■ Your goal: Please go line by line through the material and copy each one containing the word "mail".

+++ Input data

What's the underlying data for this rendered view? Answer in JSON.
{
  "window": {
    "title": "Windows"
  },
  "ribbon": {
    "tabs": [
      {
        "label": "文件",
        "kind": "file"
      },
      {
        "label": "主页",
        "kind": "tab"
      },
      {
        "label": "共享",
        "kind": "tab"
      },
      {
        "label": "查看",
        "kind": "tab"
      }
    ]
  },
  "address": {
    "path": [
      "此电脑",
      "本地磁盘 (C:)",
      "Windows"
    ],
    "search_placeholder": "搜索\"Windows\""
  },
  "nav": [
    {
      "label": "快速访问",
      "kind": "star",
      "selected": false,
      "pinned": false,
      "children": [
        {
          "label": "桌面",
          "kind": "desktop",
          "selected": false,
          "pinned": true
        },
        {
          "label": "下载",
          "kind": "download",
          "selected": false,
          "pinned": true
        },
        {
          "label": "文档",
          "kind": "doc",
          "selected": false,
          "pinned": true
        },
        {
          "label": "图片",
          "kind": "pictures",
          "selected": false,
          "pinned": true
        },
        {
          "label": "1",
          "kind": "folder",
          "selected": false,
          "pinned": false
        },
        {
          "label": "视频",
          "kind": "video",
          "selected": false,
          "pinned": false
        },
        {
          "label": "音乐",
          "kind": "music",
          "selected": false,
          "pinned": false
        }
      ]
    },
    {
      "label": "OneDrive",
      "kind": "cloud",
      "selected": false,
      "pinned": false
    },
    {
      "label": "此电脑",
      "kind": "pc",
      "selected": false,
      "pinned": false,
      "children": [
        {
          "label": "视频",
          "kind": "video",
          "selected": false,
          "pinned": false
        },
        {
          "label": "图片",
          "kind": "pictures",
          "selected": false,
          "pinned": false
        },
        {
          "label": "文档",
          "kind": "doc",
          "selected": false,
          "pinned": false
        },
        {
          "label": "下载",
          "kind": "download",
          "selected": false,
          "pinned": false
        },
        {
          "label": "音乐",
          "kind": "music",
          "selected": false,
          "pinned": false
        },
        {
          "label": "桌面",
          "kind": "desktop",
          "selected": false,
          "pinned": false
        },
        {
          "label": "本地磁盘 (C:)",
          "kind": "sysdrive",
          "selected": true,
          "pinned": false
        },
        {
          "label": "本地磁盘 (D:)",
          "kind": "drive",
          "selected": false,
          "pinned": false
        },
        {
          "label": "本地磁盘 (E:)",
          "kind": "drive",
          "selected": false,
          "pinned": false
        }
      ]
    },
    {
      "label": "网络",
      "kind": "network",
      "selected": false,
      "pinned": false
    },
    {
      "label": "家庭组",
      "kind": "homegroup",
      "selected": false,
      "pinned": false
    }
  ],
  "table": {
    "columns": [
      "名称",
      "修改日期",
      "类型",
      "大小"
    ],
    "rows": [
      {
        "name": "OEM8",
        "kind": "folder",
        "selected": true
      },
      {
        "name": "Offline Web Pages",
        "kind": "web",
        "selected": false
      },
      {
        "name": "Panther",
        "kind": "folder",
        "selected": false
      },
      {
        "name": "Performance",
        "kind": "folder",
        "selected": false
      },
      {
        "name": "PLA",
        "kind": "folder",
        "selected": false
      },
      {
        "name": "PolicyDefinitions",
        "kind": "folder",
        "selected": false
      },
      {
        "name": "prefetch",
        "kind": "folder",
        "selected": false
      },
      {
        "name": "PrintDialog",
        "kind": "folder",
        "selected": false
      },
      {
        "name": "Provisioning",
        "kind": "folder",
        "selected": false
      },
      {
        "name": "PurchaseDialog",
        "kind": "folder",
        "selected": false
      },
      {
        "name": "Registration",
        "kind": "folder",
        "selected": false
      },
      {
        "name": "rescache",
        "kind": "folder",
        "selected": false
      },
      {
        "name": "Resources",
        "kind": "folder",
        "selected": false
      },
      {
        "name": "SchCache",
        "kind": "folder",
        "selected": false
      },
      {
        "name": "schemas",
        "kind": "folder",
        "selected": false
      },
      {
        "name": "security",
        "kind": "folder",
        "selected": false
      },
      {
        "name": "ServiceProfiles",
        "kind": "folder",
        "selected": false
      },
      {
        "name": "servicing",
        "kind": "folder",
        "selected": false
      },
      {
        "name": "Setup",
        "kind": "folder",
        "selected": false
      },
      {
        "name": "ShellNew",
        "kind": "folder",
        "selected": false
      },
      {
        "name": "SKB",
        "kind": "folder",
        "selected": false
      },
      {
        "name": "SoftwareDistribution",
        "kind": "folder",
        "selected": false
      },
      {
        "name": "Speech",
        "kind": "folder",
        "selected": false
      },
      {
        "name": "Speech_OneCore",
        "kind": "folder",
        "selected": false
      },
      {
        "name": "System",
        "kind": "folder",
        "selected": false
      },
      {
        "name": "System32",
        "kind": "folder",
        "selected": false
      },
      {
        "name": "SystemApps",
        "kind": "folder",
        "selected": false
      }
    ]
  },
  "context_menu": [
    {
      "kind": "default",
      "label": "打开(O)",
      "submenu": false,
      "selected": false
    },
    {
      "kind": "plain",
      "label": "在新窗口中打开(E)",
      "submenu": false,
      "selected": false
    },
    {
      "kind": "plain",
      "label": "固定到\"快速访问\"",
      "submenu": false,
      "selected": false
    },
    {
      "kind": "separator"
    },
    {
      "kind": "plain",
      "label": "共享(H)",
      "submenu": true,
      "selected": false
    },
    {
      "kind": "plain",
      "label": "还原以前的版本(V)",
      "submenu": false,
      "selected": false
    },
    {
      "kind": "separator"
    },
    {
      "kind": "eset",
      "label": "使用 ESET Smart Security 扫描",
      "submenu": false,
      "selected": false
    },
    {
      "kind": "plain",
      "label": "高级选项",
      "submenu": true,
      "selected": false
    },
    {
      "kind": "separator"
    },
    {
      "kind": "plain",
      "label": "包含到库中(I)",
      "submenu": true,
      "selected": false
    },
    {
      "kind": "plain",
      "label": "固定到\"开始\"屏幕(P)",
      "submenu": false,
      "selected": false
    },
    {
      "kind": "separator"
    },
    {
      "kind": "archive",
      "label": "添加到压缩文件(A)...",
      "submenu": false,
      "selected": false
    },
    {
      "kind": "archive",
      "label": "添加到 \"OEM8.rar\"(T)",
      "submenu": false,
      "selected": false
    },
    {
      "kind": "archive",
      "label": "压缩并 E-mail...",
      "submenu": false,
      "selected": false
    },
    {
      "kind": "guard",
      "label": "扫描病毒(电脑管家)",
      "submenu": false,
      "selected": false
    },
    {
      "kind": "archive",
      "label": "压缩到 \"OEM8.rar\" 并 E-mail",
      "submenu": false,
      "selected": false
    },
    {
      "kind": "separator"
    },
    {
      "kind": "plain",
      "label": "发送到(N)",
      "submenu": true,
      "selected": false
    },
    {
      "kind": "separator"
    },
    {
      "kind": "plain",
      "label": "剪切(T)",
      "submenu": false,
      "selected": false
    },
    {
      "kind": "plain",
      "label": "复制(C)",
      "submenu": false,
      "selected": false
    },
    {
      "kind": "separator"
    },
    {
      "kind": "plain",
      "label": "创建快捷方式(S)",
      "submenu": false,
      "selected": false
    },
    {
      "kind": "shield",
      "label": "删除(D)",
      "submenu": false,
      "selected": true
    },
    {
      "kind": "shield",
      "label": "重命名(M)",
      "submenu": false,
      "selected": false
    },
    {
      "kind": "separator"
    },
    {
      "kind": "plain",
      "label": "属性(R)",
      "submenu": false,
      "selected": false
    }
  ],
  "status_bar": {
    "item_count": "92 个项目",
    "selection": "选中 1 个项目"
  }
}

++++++

■ Task answer:
      "label": "压缩并 E-mail...",
      "label": "压缩到 \"OEM8.rar\" 并 E-mail",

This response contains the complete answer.